(By Random Roger) A long time reader left the following;
Dr. Hussman has been convinced that we are going down 50% yesterday. i expect his next post to be written in a bomb shelter. The man is really bright, and a deep thinker. What do you see that he is missing , or vis versa?
John Hussman has influenced my approach in a couple of ways as I have spelled out many times before. He thinks in terms of the entire stock market cycle and weighs the current environment for risk factors and positives to draw a conclusion that determines how he constructs the portfolios he manages. In terms of walking the walk on taking bits of process from various sources to create your own process, the above is what I take from Hussman.
My recollection is that more often than not over the course of many years he has weighed the positives and negatives and drawn a negative conclusions (this blog popped up on his radar once so Dr. Hussman feel free to correct me if I have this wrong).
Where I differ with Dr. Hussman is that don't rely as much as should happen
as I believe he does. Based on the fundamentals I would say there is no way the market should have gone up anywhere near the amount that it has in the last 40 months but it has, the SPX has more than doubled. I have said many times before that market history is full of examples of the market doing what it shouldn't.

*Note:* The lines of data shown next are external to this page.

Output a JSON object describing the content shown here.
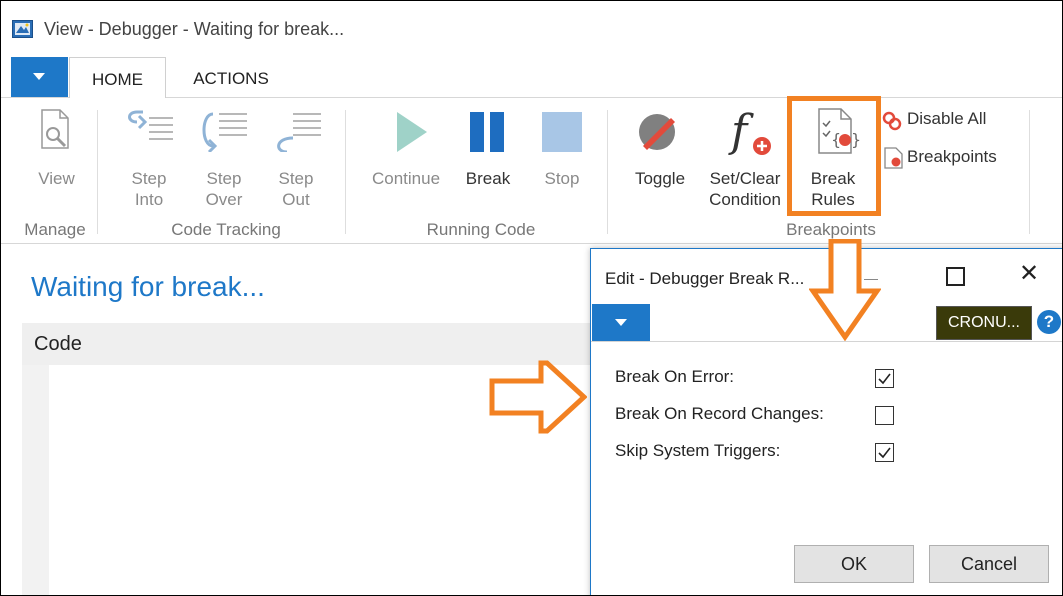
{
  "window": {
    "title": "View - Debugger - Waiting for break..."
  },
  "tabs": [
    {
      "label": "HOME"
    },
    {
      "label": "ACTIONS"
    }
  ],
  "ribbon": {
    "buttons": [
      {
        "label1": "View",
        "label2": ""
      },
      {
        "label1": "Step",
        "label2": "Into"
      },
      {
        "label1": "Step",
        "label2": "Over"
      },
      {
        "label1": "Step",
        "label2": "Out"
      },
      {
        "label1": "Continue",
        "label2": ""
      },
      {
        "label1": "Break",
        "label2": ""
      },
      {
        "label1": "Stop",
        "label2": ""
      },
      {
        "label1": "Toggle",
        "label2": ""
      },
      {
        "label1": "Set/Clear",
        "label2": "Condition"
      },
      {
        "label1": "Break",
        "label2": "Rules"
      }
    ],
    "small_buttons": [
      {
        "label": "Disable All"
      },
      {
        "label": "Breakpoints"
      }
    ],
    "groups": [
      "Manage",
      "Code Tracking",
      "Running Code",
      "Breakpoints"
    ]
  },
  "page": {
    "title": "Waiting for break...",
    "code_header": "Code"
  },
  "dialog": {
    "title": "Edit - Debugger Break R...",
    "company": "CRONU...",
    "help": "?",
    "fields": [
      {
        "label": "Break On Error:",
        "checked": true
      },
      {
        "label": "Break On Record Changes:",
        "checked": false
      },
      {
        "label": "Skip System Triggers:",
        "checked": true
      }
    ],
    "ok_label": "OK",
    "cancel_label": "Cancel"
  },
  "colors": {
    "accent": "#1e78c8",
    "highlight": "#f28122",
    "company_bg": "#3a3a0a"
  }
}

I believe my use of the 200 DMA (which comes from Jim Stack) addresses this. If a 50% decline is coming to an S&P 500 near you then it will get there by way of 1316 which is where the 200 DMA is currently. While it is vitally important to be disciplined to whatever strategy you use it is also important to assess current events when you do take defensive action (assessing current events obviously needs to be done constantly). In late 2007/early 2008 the yield curve was inverted, the 2% rule (which comes from Ken Fisher) was kicking in and the 200 DMA line was sloping downward all in addition to the breach.
Those are all market indicators and of course fundamental indicators were not looking good either. To me this was reason to not give the benefit of the doubt to the market and to move a little more aggressively toward defense. The last couple of summers there were fewer negatives in place when the 200 DMA breaches occurred. This meant staying disciplined first and foremost but allowed for being less aggressive with defensive action.
If a strategy relies too much on what should be
based on the fundamentals then you might convince yourself to never have any net long exposure. But as mentioned above the fundamentals stink for lack of natural demand created by many desperate policies enacted by the Fed and Treasury and yet the market is up a lot in the last three years (repeated for emphasis).
As for the market possibly dropping 50% for a third time since the tech bubble, this has a low probability in my opinion. 50% declines in developed markets don't happen that often. That it happened twice is truly stunning but it happened so it can happen a third time, I just think the probability is low. I also believe that the market will give multiple warnings that the chances of a 50% decline have increased as was the case in the tech wreck and then the financial crisis. In that light I believe you can wait until the market does warn of a large decline in the manner I describe above.